Sweden tests drug to curb child-sex urges
"NO one would choose this, it's obvious," said Anders, who has unwanted sexual thoughts about children.
He is at the forefront of a unique scientific study under way in Sweden to see if drugs can prevent paedophiles from acting on their urges.
Anders, who agreed to be interviewed using a pseudonym, says he has never abused children but sought help because he knew his sexual fantasies were "not normal".
He hopes the groundbreaking trial will halt his "improper" urges.
At Stockholm's Karolinska Institute, patients like Anders who have sought help for paedophile fantasies but have not acted on them, are being given a drug normally used to treat advanced prostate cancer to determine if it reduces the risk of them sexually abusing a child.

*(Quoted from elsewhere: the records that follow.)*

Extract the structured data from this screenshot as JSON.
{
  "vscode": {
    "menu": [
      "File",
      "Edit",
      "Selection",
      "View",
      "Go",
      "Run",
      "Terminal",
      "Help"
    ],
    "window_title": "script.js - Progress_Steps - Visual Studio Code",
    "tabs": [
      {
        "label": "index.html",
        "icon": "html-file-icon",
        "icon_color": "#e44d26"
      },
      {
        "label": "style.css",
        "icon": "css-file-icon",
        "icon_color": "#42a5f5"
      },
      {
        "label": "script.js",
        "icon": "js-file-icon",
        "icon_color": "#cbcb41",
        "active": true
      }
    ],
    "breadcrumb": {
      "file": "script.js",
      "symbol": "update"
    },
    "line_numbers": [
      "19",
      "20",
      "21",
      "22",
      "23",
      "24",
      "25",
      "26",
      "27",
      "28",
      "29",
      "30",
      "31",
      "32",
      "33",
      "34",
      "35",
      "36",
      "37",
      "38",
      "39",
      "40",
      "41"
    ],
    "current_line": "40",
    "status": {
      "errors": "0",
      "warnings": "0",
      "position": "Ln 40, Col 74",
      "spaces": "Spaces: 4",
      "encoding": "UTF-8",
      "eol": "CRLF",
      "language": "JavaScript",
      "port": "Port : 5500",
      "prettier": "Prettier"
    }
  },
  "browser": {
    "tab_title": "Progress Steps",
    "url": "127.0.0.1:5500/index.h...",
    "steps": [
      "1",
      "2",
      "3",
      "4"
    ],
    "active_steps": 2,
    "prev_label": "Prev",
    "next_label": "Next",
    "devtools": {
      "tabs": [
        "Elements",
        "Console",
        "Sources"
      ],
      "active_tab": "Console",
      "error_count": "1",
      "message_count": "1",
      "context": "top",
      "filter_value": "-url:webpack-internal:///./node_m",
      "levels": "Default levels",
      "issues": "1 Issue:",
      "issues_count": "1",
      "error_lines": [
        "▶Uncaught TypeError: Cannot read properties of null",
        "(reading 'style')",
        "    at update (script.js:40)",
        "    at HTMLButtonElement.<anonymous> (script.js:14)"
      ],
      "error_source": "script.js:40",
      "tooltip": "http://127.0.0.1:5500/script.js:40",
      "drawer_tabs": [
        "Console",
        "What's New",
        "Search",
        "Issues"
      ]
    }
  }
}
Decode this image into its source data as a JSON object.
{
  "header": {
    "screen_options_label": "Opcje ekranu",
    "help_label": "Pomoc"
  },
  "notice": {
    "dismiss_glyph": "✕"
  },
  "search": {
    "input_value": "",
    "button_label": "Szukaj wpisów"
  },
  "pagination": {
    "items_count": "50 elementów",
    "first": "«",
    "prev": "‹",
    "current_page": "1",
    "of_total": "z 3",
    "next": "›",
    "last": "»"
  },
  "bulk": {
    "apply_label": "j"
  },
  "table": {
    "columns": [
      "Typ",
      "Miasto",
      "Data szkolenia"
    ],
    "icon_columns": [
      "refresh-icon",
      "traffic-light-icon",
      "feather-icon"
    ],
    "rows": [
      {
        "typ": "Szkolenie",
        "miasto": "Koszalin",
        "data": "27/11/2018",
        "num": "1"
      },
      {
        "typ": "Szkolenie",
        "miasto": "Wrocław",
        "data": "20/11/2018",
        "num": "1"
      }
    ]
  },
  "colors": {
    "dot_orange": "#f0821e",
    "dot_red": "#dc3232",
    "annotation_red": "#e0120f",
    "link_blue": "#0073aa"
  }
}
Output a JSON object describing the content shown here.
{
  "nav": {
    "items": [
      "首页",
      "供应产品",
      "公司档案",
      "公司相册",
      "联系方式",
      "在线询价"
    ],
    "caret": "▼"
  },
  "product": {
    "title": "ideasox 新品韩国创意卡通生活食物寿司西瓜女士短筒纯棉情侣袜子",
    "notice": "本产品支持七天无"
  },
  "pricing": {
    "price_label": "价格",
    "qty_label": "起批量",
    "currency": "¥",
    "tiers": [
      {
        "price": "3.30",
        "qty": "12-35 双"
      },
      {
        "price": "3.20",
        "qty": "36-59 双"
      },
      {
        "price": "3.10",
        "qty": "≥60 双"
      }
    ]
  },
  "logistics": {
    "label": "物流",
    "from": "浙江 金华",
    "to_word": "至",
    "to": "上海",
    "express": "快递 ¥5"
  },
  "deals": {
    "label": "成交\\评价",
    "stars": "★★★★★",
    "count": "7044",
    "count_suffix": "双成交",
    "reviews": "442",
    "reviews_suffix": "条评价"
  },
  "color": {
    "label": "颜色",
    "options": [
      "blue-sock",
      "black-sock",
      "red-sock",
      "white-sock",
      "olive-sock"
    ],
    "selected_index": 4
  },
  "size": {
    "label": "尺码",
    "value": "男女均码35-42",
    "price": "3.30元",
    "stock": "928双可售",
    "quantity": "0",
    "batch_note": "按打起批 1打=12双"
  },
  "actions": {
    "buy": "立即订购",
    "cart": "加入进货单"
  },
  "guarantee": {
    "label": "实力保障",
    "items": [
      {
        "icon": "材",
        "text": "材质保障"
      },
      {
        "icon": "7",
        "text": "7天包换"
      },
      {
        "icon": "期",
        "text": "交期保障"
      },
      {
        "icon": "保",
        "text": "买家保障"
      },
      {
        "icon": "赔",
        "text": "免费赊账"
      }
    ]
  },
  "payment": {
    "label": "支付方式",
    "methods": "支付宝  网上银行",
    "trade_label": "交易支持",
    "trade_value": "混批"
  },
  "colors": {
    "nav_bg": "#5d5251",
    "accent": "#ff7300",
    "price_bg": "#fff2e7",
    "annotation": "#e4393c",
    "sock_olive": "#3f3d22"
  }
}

"The goal is to establish a preventive treatment programme for men with paedophiliac disorder that is both effective and tolerable so that we can prevent child sexual abuse from happening in the first place," psychiatrist and lead researcher Christoffer Rahm said.
Various types of chemical castration are used around the world on paedophiles convicted of sex offences. However, the treatment is not used preventively.
"What we introduce with this study is a way of shifting perspective from being reactive to proactive," Mr Rahm said.
Clinical studies on paedophiles are also rare because of ethical issues and difficulties gathering data. Conducting research where patients risk harming a third party requires special cooperation with legal and child welfare experts, Mr Rahm said.
In the clinical trial, half the 60 subjects receive an injection of the drug Degarelix and the other half get a "dummy" drug, or placebo.
Subjects who receive Degarelix will have non-detectable levels of testosterone after three days, an effect that lasts about three months.
Testosterone is involved in several of the most important risk factors for committing child sex abuse, including high sexual arousal, diminished self-control and low empathy.
Anders does not know if he has received the real drug or the placebo, and will find out only when the study is completed in two to three years.
"I have noticed that my sex drive has been sinking lately but I don't know if it's attributable to the medicine," he says.
Subjects will also undergo brain scans using magnetic resonance imaging while looking at computer-generated pictures of partially clothed people of all ages, to see how different areas of their brains react.